Your objective: Reproduce the closing part of the entries exactly: the line with "Extract the structured" and all lines after it, ending with the last line, and nothing else.

Web page and app entries:
========================================
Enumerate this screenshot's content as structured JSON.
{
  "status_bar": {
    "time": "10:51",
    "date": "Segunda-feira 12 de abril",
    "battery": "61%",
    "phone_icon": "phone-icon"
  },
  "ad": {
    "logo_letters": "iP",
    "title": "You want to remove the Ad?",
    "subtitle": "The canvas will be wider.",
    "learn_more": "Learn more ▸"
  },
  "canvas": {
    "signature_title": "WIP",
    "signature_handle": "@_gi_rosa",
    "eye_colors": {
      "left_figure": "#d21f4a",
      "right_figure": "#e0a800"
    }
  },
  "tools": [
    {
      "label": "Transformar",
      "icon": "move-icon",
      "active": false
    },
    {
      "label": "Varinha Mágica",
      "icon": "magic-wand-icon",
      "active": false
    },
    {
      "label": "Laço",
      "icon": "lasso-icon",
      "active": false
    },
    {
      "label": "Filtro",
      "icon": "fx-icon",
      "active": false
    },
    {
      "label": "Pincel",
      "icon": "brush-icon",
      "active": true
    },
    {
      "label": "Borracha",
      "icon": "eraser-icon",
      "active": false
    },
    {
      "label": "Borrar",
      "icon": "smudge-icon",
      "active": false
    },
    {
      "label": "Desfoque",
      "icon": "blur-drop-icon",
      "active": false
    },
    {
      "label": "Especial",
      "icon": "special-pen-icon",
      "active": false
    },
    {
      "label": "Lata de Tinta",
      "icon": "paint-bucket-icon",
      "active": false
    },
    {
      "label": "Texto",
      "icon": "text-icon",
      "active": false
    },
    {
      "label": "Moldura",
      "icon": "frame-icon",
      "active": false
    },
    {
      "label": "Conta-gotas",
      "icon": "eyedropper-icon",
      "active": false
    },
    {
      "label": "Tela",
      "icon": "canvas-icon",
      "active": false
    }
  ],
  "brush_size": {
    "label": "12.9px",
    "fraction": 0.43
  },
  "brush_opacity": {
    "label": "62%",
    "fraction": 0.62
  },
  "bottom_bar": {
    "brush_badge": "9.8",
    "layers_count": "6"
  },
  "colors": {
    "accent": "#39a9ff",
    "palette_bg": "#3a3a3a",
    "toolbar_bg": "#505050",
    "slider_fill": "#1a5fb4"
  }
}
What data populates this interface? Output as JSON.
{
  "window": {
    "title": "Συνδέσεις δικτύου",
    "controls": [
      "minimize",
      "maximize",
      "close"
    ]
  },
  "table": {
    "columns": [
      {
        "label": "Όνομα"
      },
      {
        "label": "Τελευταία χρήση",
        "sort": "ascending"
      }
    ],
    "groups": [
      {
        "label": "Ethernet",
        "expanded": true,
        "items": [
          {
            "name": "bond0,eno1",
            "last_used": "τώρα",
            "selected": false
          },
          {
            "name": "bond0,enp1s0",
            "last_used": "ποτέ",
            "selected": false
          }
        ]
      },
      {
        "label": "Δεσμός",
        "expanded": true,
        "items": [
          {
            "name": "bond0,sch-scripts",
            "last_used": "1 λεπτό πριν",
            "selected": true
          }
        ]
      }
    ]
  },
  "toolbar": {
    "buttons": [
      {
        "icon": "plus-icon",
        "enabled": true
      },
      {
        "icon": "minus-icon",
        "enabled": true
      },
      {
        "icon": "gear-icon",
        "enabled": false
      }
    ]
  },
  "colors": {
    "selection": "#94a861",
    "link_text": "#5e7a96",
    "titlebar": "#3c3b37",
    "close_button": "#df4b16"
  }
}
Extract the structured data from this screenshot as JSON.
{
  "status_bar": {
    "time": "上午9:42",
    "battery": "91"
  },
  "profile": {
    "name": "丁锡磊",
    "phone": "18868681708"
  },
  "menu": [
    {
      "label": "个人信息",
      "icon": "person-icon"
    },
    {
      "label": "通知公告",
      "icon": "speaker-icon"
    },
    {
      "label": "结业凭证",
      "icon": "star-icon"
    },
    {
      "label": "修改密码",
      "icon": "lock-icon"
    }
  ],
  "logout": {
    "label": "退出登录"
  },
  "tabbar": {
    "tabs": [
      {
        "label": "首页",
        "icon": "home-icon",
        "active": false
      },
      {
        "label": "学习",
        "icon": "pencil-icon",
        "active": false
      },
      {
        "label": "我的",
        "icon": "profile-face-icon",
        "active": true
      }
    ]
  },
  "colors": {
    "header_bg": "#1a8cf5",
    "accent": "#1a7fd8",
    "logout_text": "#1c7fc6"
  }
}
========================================
Solution:
Extract the structured data from this screenshot as JSON.
{
  "status_bar": {
    "time": "上午9:42",
    "battery": "91"
  },
  "profile": {
    "name": "丁锡磊",
    "phone": "18868681708"
  },
  "menu": [
    {
      "label": "个人信息",
      "icon": "person-icon"
    },
    {
      "label": "通知公告",
      "icon": "speaker-icon"
    },
    {
      "label": "结业凭证",
      "icon": "star-icon"
    },
    {
      "label": "修改密码",
      "icon": "lock-icon"
    }
  ],
  "logout": {
    "label": "退出登录"
  },
  "tabbar": {
    "tabs": [
      {
        "label": "首页",
        "icon": "home-icon",
        "active": false
      },
      {
        "label": "学习",
        "icon": "pencil-icon",
        "active": false
      },
      {
        "label": "我的",
        "icon": "profile-face-icon",
        "active": true
      }
    ]
  },
  "colors": {
    "header_bg": "#1a8cf5",
    "accent": "#1a7fd8",
    "logout_text": "#1c7fc6"
  }
}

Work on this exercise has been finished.